In a book published that analyzes the Malpractice System, the author regards that:
Physicians… often become demoralized, and depressed providers are not likely to be enthusiastic patient safety leaders. Tort law is adversarial by nature, while a culture of safety is collaborative… In a safety-conscious culture, doctors and nurses willingly report their mistakes as opportunities to make themselves and the system better… something they are unlikely to do in a litigious environment. 
When a hospital must operate in a litigious environment, its workers alter the way that they approach difficult situations; in this litigious environment, a culture of prioritizing avoiding devastating malpractice lawsuits over improving the hospital’s care can be created.

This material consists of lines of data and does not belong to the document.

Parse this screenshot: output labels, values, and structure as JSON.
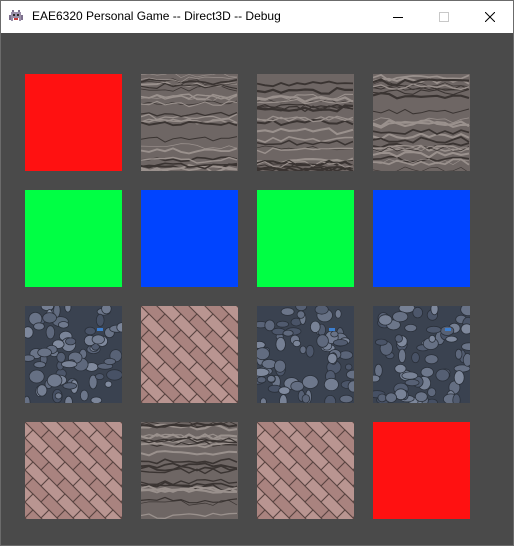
{
  "window": {
    "title": "EAE6320 Personal Game -- Direct3D -- Debug",
    "icon": "space-invader-icon",
    "controls": [
      "minimize-icon",
      "maximize-icon",
      "close-icon"
    ]
  },
  "board": {
    "rows": 4,
    "cols": 4,
    "background": "#4a4a4a",
    "tiles": [
      [
        "red",
        "bark",
        "bark",
        "bark"
      ],
      [
        "green",
        "blue",
        "green",
        "blue"
      ],
      [
        "cobblestone",
        "brick",
        "cobblestone",
        "cobblestone"
      ],
      [
        "brick",
        "bark",
        "brick",
        "red"
      ]
    ]
  },
  "colors": {
    "red": "#ff1111",
    "green": "#00ff44",
    "blue": "#0044ff",
    "bark": "#6e6664",
    "brick": "#b48e8a",
    "cobblestone": "#56606c"
  }
}
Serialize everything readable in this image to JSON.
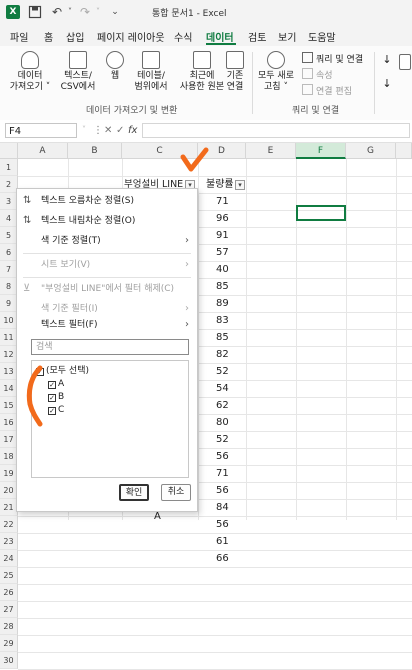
{
  "titlebar": {
    "title": "통합 문서1 - Excel",
    "icons": [
      "excel-logo-icon",
      "save-icon",
      "undo-icon",
      "undo-dropdown-icon",
      "redo-icon",
      "redo-dropdown-icon",
      "customize-qat-icon"
    ]
  },
  "menu": {
    "tabs": [
      "파일",
      "홈",
      "삽입",
      "페이지 레이아웃",
      "수식",
      "데이터",
      "검토",
      "보기",
      "도움말"
    ],
    "active": "데이터"
  },
  "ribbon": {
    "get_data": [
      "데이터",
      "가져오기 ˅"
    ],
    "text_csv": [
      "텍스트/",
      "CSV에서"
    ],
    "web": "웹",
    "table_range": [
      "테이블/",
      "범위에서"
    ],
    "recent_sources": [
      "최근에",
      "사용한 원본"
    ],
    "existing_conn": [
      "기존",
      "연결"
    ],
    "refresh_all": [
      "모두 새로",
      "고침 ˅"
    ],
    "queries_conn": "쿼리 및 연결",
    "properties": "속성",
    "edit_links": "연결 편집",
    "group_get_transform": "데이터 가져오기 및 변환",
    "group_queries": "쿼리 및 연결"
  },
  "formula": {
    "namebox": "F4",
    "cancel_symbol": "✕",
    "enter_symbol": "✓",
    "fx": "fx",
    "value": ""
  },
  "grid": {
    "columns": [
      "A",
      "B",
      "C",
      "D",
      "E",
      "F",
      "G"
    ],
    "selected_column": "F",
    "rows": [
      "1",
      "2",
      "3",
      "4",
      "5",
      "6",
      "7",
      "8",
      "9",
      "10",
      "11",
      "12",
      "13",
      "14",
      "15",
      "16",
      "17",
      "18",
      "19",
      "20",
      "21",
      "22",
      "23",
      "24",
      "25",
      "26",
      "27",
      "28",
      "29",
      "30"
    ],
    "header_c": "부엉설비 LINE",
    "header_d": "불량률",
    "d_values": [
      "71",
      "96",
      "91",
      "57",
      "40",
      "85",
      "89",
      "83",
      "85",
      "82",
      "52",
      "54",
      "62",
      "80",
      "52",
      "56",
      "71",
      "56",
      "84",
      "56",
      "61",
      "66"
    ],
    "c_bottom": "A"
  },
  "filter_menu": {
    "sort_asc": "텍스트 오름차순 정렬(S)",
    "sort_desc": "텍스트 내림차순 정렬(O)",
    "sort_color": "색 기준 정렬(T)",
    "sheet_view": "시트 보기(V)",
    "clear_filter": "\"부엉설비 LINE\"에서 필터 해제(C)",
    "filter_color": "색 기준 필터(I)",
    "text_filter": "텍스트 필터(F)",
    "search_placeholder": "검색",
    "items": [
      "(모두 선택)",
      "A",
      "B",
      "C"
    ],
    "ok": "확인",
    "cancel": "취소"
  },
  "colors": {
    "accent": "#107c41",
    "annotation": "#f26a1b"
  }
}
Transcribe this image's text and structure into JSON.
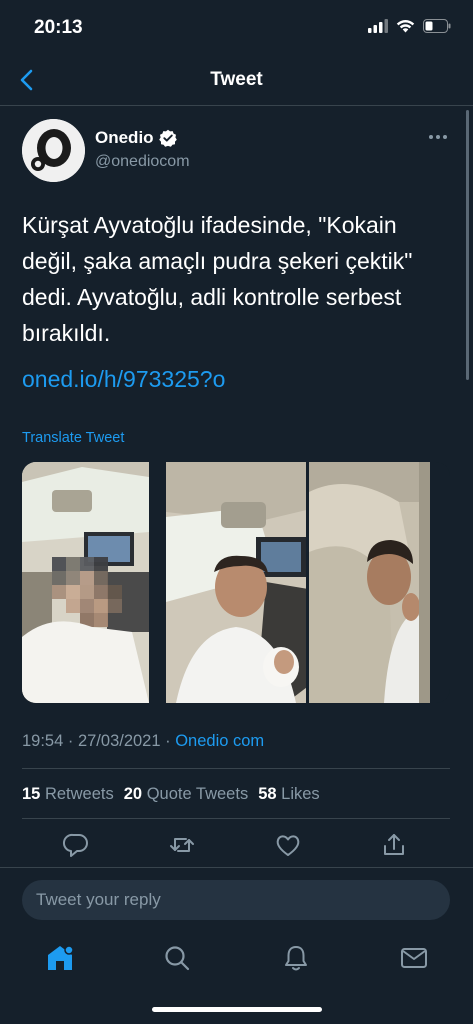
{
  "status_bar": {
    "time": "20:13",
    "icons": [
      "signal-icon",
      "wifi-icon",
      "battery-icon"
    ]
  },
  "nav": {
    "title": "Tweet",
    "back_icon": "back-arrow-icon"
  },
  "tweet": {
    "author_name": "Onedio",
    "author_handle": "@onediocom",
    "verified": true,
    "text": "Kürşat Ayvatoğlu ifadesinde, \"Kokain değil, şaka amaçlı pudra şekeri çektik\" dedi. Ayvatoğlu, adli kontrolle serbest bırakıldı.",
    "link": "oned.io/h/973325?o",
    "translate_label": "Translate Tweet",
    "media_count": 3,
    "timestamp": "19:54 · 27/03/2021 · ",
    "source": "Onedio com"
  },
  "stats": {
    "retweets_count": "15",
    "retweets_label": "Retweets",
    "quotes_count": "20",
    "quotes_label": "Quote Tweets",
    "likes_count": "58",
    "likes_label": "Likes"
  },
  "actions": [
    "reply-icon",
    "retweet-icon",
    "like-icon",
    "share-icon"
  ],
  "reply": {
    "placeholder": "Tweet your reply"
  },
  "tab_bar": {
    "items": [
      "home-icon",
      "search-icon",
      "notifications-icon",
      "messages-icon"
    ],
    "active": "home-icon"
  },
  "colors": {
    "background": "#15202b",
    "accent": "#1d9bf0",
    "secondary_text": "#8899a6",
    "border": "#38444d"
  }
}
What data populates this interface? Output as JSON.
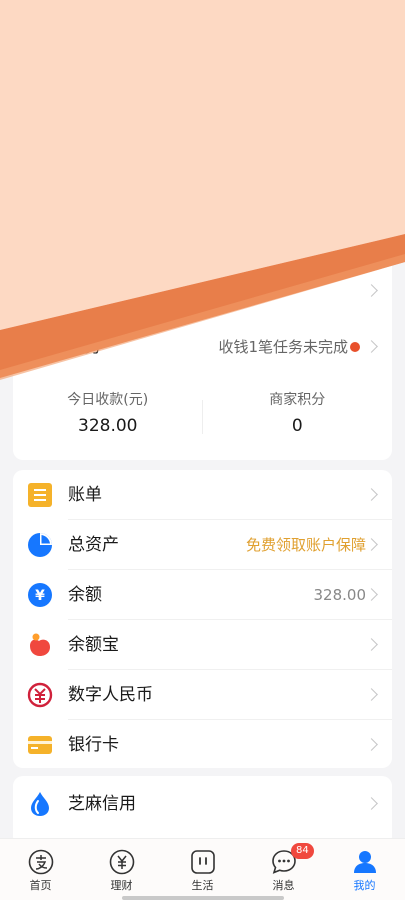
{
  "merchant": {
    "title": "商家服务",
    "status_text": "收钱1笔任务未完成",
    "stats": [
      {
        "label": "今日收款(元)",
        "value": "328.00"
      },
      {
        "label": "商家积分",
        "value": "0"
      }
    ]
  },
  "menu": {
    "items": [
      {
        "label": "账单",
        "right": "",
        "icon": "bill-icon"
      },
      {
        "label": "总资产",
        "right": "免费领取账户保障",
        "icon": "pie-chart-icon"
      },
      {
        "label": "余额",
        "right": "328.00",
        "icon": "yuan-coin-icon"
      },
      {
        "label": "余额宝",
        "right": "",
        "icon": "yuebao-icon"
      },
      {
        "label": "数字人民币",
        "right": "",
        "icon": "digital-rmb-icon"
      },
      {
        "label": "银行卡",
        "right": "",
        "icon": "bank-card-icon"
      }
    ]
  },
  "zhima": {
    "label": "芝麻信用",
    "icon": "sesame-credit-icon"
  },
  "tabbar": {
    "tabs": [
      {
        "label": "首页",
        "icon": "alipay-home-icon"
      },
      {
        "label": "理财",
        "icon": "finance-yuan-icon"
      },
      {
        "label": "生活",
        "icon": "life-icon"
      },
      {
        "label": "消息",
        "icon": "message-icon",
        "badge": "84"
      },
      {
        "label": "我的",
        "icon": "profile-icon",
        "active": true
      }
    ]
  },
  "colors": {
    "accent": "#1677ff",
    "status_dot": "#e8502b",
    "promo": "#e0a030",
    "overlay_fill": "#fdd9c3",
    "overlay_band": "#e87e4a"
  }
}
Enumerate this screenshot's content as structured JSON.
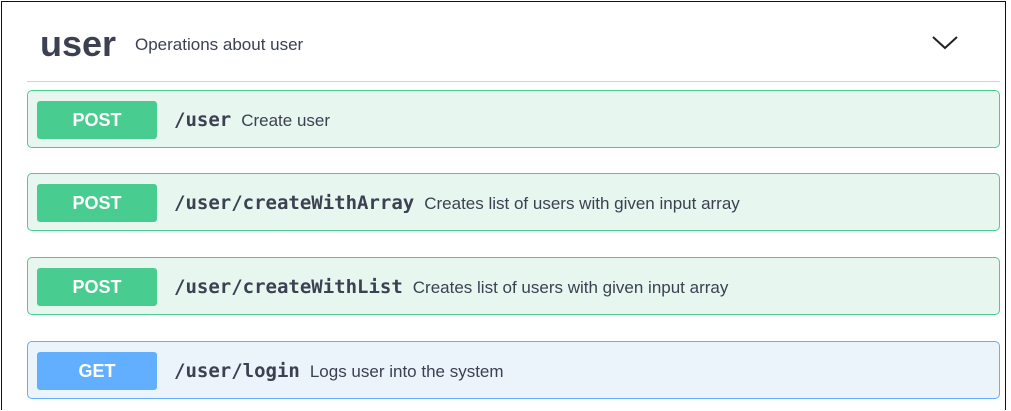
{
  "tag": {
    "name": "user",
    "description": "Operations about user",
    "toggle_icon": "chevron-down-icon"
  },
  "operations": [
    {
      "method": "POST",
      "path": "/user",
      "summary": "Create user"
    },
    {
      "method": "POST",
      "path": "/user/createWithArray",
      "summary": "Creates list of users with given input array"
    },
    {
      "method": "POST",
      "path": "/user/createWithList",
      "summary": "Creates list of users with given input array"
    },
    {
      "method": "GET",
      "path": "/user/login",
      "summary": "Logs user into the system"
    }
  ],
  "colors": {
    "post_accent": "#49cc90",
    "post_background": "#e8f6f0",
    "get_accent": "#61affe",
    "get_background": "#ebf3fb",
    "text": "#3b4151"
  }
}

The American healthcare system is an incredibly complex and layered system that intertwines with other sectors of American society, and it is possible that the most notable intersection is with the legal system. The intersections between the medical world and the legal world have been increasingly apparent, as seen by the significant presence of medical malpractice litigation. The pressure of these lawsuits is so great that it has forced hospitals to act as if they are in a litigious environment, prompting physicians to sometimes prioritize avoiding malpractice litigation over patient safety, avoid reporting some incidents and practice defensive medicine. The COVID-19 pandemic has emphasized the importance of public health and reminded everyone of just how intertwined medicine and health can become with other aspects of life. As these intersections become apparent, it is imperative to the survival of our morals in healthcare that we develop systems and cultures that deter this prioritization of hospital reputation and career of the physician over genuine patient safety. Our healthcare providers are supposed to hold genuine regard for patient safety with the utmost importance, and we cannot allow for an overly litigious environment to destroy this standard; they cannot be in a position where they are forced to decide between the maintenance of their career and the wellbeing of their patient.
Edited by: Alexandra Dram
Illustrated by: Jennifer Broza